The sad episode of refugees trying to cross the border with Macedonia border, only to be repelled by a volley of tear gas grenades, was viewed with relief in Austria. And while individually every country tried to duck the issue of refugees, collectively they have made a deal with Turkey which has itself been condemned by the United Nations, and any number of legal experts. This deal occurred just a few days after Prime Minister Erdogan, sensing that Europe would have as priority her own comfort, would ignore his last attempt to take full control of Turkey, by taking over the largest daily newspaper, Zeman. He already controls the judiciary, the legislature, and the central bank, in a economy that is clearly run by his cronies.
Yet Europe has accepted to reopen the process of admission of Turkey to the EU, a country which was formerly considered too removed from European values, and that was before Erdogan’s rise to authoritarianism.
The third horse is clear to everybody. Europe has bent its rules to accommodate the UK’s David Cameron’s request to be an exception, in order to convince British citizens to remain in Europe. It is far from clear if that manoeuvre will succeed. And Cameron has declared that he will no longer recognize the European Court of Justice. He does not recognize either Europe as competent to assign refugees to the UK. But if the referendum on keeping the UK in Europe should fail, this would be total loss of legitimacy for Bruxelles, and the concessions to Great Britain would open a massive precedent that other members might be tempted to follow.
In all this there is an external threat, the forth horse of the apocalypse, which is over European heads. And is Europe in the world. In 1900, Europe constituted 24 percent of the global population. At the end of this century, it will make up only 4 percent. This is accompanied ofcourse by a decrease of European relevance in the world. In the United States of America, that has led to the unprecedented phenomenon of Donald Trump. Here, to the growth of right wing parties and movements. The winning argument is about a better yesterday…Let us go back to the time when we were powerful and rich…let us eliminate all those treaties which have reduced my power as a nation, and made me dependent on external banks, bureaucrats and values…Trump? Not at all, the Prime Minister of Poland…

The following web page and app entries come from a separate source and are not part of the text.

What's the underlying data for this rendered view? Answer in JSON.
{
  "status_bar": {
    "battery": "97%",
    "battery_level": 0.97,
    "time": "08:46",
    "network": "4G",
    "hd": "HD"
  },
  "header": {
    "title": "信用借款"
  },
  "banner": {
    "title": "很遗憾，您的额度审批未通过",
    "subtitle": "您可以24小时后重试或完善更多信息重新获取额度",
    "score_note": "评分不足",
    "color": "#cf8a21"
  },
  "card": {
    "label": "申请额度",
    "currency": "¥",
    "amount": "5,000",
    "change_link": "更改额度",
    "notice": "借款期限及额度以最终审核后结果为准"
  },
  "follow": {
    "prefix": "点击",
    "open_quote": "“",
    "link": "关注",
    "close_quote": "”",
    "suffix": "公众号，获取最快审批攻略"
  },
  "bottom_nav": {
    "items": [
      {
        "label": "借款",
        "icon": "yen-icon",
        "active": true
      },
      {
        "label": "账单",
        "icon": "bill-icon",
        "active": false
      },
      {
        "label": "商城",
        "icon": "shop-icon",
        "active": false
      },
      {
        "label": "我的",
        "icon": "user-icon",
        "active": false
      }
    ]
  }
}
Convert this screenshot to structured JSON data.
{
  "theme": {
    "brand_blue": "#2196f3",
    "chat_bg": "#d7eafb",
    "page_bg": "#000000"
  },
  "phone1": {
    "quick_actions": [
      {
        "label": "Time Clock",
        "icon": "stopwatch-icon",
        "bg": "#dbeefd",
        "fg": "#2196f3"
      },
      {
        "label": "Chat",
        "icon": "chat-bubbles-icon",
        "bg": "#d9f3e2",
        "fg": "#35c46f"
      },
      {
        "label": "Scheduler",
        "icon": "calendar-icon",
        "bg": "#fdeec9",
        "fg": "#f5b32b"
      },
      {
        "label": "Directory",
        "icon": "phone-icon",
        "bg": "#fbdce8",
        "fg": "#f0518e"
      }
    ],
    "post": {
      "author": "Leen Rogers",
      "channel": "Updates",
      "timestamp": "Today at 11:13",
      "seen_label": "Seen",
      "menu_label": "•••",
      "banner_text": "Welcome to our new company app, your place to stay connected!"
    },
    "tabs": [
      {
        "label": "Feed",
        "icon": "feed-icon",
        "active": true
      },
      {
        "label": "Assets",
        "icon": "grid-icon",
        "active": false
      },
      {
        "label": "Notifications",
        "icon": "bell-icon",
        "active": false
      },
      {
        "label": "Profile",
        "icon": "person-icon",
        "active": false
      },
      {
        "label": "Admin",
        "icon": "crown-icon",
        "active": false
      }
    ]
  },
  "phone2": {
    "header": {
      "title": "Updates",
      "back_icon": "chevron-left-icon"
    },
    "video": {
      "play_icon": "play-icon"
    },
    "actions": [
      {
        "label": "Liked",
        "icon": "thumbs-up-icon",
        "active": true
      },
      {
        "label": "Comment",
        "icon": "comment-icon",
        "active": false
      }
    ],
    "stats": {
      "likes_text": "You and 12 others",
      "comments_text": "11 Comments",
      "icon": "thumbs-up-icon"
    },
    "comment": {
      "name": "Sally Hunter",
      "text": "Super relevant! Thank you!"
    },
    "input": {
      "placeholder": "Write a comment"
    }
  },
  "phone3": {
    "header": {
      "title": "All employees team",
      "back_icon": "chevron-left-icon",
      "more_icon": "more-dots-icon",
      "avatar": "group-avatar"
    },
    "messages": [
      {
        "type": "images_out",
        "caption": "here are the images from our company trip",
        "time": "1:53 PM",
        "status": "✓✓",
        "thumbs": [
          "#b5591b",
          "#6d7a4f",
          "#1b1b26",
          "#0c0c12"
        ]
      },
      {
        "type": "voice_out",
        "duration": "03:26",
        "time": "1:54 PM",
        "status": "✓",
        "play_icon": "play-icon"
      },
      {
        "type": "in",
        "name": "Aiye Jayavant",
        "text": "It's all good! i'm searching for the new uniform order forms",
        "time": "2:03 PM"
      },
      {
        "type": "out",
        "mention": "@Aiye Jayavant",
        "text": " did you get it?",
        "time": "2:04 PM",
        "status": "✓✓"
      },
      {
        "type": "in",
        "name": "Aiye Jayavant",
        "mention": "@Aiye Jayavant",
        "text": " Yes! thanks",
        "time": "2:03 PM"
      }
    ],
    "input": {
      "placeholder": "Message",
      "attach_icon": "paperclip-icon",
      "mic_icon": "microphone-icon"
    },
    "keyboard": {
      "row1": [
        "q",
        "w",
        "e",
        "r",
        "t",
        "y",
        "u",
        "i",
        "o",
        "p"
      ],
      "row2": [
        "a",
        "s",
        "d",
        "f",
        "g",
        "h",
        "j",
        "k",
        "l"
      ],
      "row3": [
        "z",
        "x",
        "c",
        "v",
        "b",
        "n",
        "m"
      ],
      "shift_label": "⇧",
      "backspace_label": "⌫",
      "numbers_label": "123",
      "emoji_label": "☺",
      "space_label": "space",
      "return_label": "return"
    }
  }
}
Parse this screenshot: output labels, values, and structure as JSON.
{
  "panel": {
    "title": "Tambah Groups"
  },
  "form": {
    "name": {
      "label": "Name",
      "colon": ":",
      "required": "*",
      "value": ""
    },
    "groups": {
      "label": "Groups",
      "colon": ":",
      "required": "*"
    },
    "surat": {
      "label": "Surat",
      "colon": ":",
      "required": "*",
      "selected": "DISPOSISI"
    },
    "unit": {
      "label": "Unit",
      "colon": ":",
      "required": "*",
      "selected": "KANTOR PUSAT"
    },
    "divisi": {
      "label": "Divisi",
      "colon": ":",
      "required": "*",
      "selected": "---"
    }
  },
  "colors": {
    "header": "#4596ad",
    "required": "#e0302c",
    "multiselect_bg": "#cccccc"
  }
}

The world, and especially Europe, is entering into a period of economic stagnation. That means that there is little to redistribute, and this is the basis of social democracy. Crisis plays into the hands of the right, as history tells us. The idea of an integrated Europe, with a strong social component, was somehow a progressive idea. Nationalism and xenophobia are returning. Let us thank the neoliberal vision of markets as the most important actors in society, the imposition of austerity and an end to solidarity as the new trends emerging from rich European countries.